Set down the data below without change, skipping the pictures it holds.

Records excerpted from a collection:
● ● ● ●

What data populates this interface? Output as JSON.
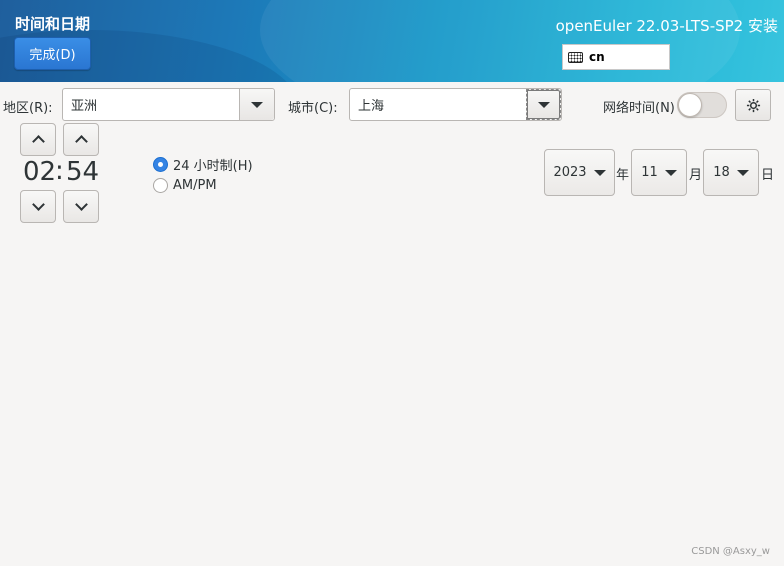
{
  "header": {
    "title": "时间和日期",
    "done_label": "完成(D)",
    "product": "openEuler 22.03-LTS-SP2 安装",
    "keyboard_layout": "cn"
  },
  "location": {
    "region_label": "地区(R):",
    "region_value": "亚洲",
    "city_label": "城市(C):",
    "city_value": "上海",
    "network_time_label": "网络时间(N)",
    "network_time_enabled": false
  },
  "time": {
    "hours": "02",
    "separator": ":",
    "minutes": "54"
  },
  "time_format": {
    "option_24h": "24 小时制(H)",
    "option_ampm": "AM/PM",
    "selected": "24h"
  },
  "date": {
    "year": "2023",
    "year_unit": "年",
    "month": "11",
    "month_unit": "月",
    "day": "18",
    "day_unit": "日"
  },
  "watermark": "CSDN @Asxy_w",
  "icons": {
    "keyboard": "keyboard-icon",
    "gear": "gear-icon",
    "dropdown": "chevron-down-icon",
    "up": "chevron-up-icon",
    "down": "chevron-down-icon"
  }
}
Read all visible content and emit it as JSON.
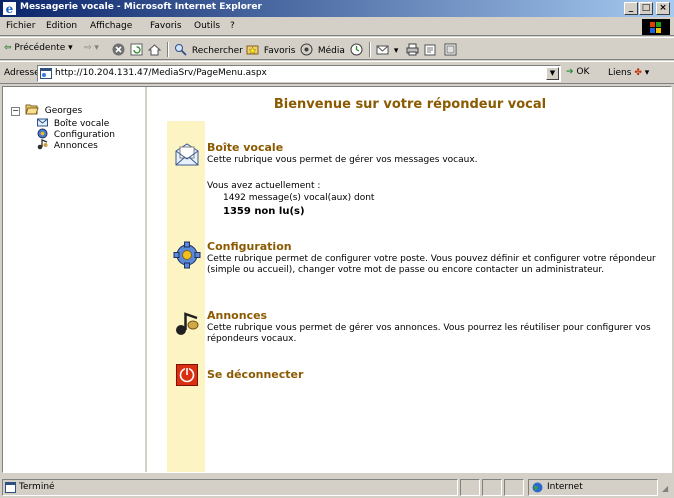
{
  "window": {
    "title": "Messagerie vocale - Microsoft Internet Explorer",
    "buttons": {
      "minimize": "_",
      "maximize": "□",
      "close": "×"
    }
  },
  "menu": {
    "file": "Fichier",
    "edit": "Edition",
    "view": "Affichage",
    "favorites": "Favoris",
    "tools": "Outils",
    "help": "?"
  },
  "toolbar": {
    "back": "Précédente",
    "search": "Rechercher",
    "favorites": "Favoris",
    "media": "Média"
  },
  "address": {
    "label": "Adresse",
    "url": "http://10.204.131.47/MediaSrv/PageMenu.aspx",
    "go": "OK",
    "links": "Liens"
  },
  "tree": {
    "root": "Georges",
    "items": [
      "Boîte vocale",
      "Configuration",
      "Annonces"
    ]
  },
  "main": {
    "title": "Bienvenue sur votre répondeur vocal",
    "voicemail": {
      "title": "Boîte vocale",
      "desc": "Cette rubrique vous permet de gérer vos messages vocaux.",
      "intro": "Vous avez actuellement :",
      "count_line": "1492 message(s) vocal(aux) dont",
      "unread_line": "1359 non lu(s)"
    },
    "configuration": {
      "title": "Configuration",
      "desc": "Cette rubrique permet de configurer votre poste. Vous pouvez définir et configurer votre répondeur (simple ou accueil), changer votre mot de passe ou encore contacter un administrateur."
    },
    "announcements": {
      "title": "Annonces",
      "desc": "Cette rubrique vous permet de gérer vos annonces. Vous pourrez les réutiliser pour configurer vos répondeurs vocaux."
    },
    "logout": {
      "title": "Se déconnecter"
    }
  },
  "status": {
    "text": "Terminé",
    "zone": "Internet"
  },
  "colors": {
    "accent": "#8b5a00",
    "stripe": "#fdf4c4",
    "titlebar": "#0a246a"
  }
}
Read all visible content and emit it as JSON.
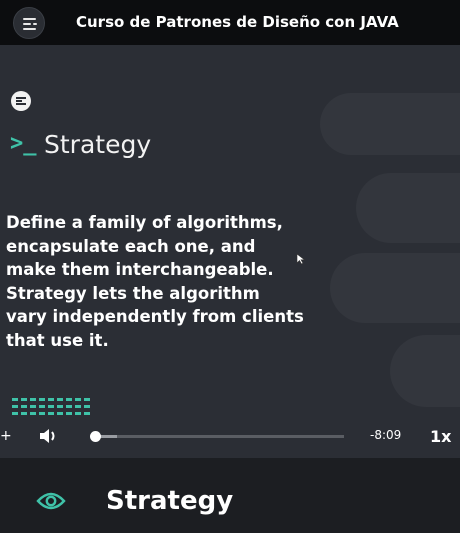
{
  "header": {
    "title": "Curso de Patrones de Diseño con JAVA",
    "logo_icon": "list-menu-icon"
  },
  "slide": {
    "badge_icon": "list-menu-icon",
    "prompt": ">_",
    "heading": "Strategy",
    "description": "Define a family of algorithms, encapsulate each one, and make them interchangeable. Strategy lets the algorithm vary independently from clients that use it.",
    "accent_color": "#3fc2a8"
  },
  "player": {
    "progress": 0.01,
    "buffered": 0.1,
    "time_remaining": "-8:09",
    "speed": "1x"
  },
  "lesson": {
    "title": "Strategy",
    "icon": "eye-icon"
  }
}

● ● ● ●

Expected answer:
What data populates this interface? Output as JSON.
{
  "header": {
    "title": "时间和日期",
    "done_label": "完成(D)",
    "product": "openEuler 22.03-LTS-SP2 安装",
    "keyboard_layout": "cn"
  },
  "location": {
    "region_label": "地区(R):",
    "region_value": "亚洲",
    "city_label": "城市(C):",
    "city_value": "上海",
    "network_time_label": "网络时间(N)",
    "network_time_enabled": false
  },
  "time": {
    "hours": "02",
    "separator": ":",
    "minutes": "54"
  },
  "time_format": {
    "option_24h": "24 小时制(H)",
    "option_ampm": "AM/PM",
    "selected": "24h"
  },
  "date": {
    "year": "2023",
    "year_unit": "年",
    "month": "11",
    "month_unit": "月",
    "day": "18",
    "day_unit": "日"
  },
  "watermark": "CSDN @Asxy_w",
  "icons": {
    "keyboard": "keyboard-icon",
    "gear": "gear-icon",
    "dropdown": "chevron-down-icon",
    "up": "chevron-up-icon",
    "down": "chevron-down-icon"
  }
}
Read all visible content and emit it as JSON.
{
  "window": {
    "title": "Messagerie vocale - Microsoft Internet Explorer",
    "buttons": {
      "minimize": "_",
      "maximize": "□",
      "close": "×"
    }
  },
  "menu": {
    "file": "Fichier",
    "edit": "Edition",
    "view": "Affichage",
    "favorites": "Favoris",
    "tools": "Outils",
    "help": "?"
  },
  "toolbar": {
    "back": "Précédente",
    "search": "Rechercher",
    "favorites": "Favoris",
    "media": "Média"
  },
  "address": {
    "label": "Adresse",
    "url": "http://10.204.131.47/MediaSrv/PageMenu.aspx",
    "go": "OK",
    "links": "Liens"
  },
  "tree": {
    "root": "Georges",
    "items": [
      "Boîte vocale",
      "Configuration",
      "Annonces"
    ]
  },
  "main": {
    "title": "Bienvenue sur votre répondeur vocal",
    "voicemail": {
      "title": "Boîte vocale",
      "desc": "Cette rubrique vous permet de gérer vos messages vocaux.",
      "intro": "Vous avez actuellement :",
      "count_line": "1492 message(s) vocal(aux) dont",
      "unread_line": "1359 non lu(s)"
    },
    "configuration": {
      "title": "Configuration",
      "desc": "Cette rubrique permet de configurer votre poste. Vous pouvez définir et configurer votre répondeur (simple ou accueil), changer votre mot de passe ou encore contacter un administrateur."
    },
    "announcements": {
      "title": "Annonces",
      "desc": "Cette rubrique vous permet de gérer vos annonces. Vous pourrez les réutiliser pour configurer vos répondeurs vocaux."
    },
    "logout": {
      "title": "Se déconnecter"
    }
  },
  "status": {
    "text": "Terminé",
    "zone": "Internet"
  },
  "colors": {
    "accent": "#8b5a00",
    "stripe": "#fdf4c4",
    "titlebar": "#0a246a"
  }
}
Read all visible content and emit it as JSON.
{
  "header": {
    "title": "Curso de Patrones de Diseño con JAVA",
    "logo_icon": "list-menu-icon"
  },
  "slide": {
    "badge_icon": "list-menu-icon",
    "prompt": ">_",
    "heading": "Strategy",
    "description": "Define a family of algorithms, encapsulate each one, and make them interchangeable. Strategy lets the algorithm vary independently from clients that use it.",
    "accent_color": "#3fc2a8"
  },
  "player": {
    "progress": 0.01,
    "buffered": 0.1,
    "time_remaining": "-8:09",
    "speed": "1x"
  },
  "lesson": {
    "title": "Strategy",
    "icon": "eye-icon"
  }
}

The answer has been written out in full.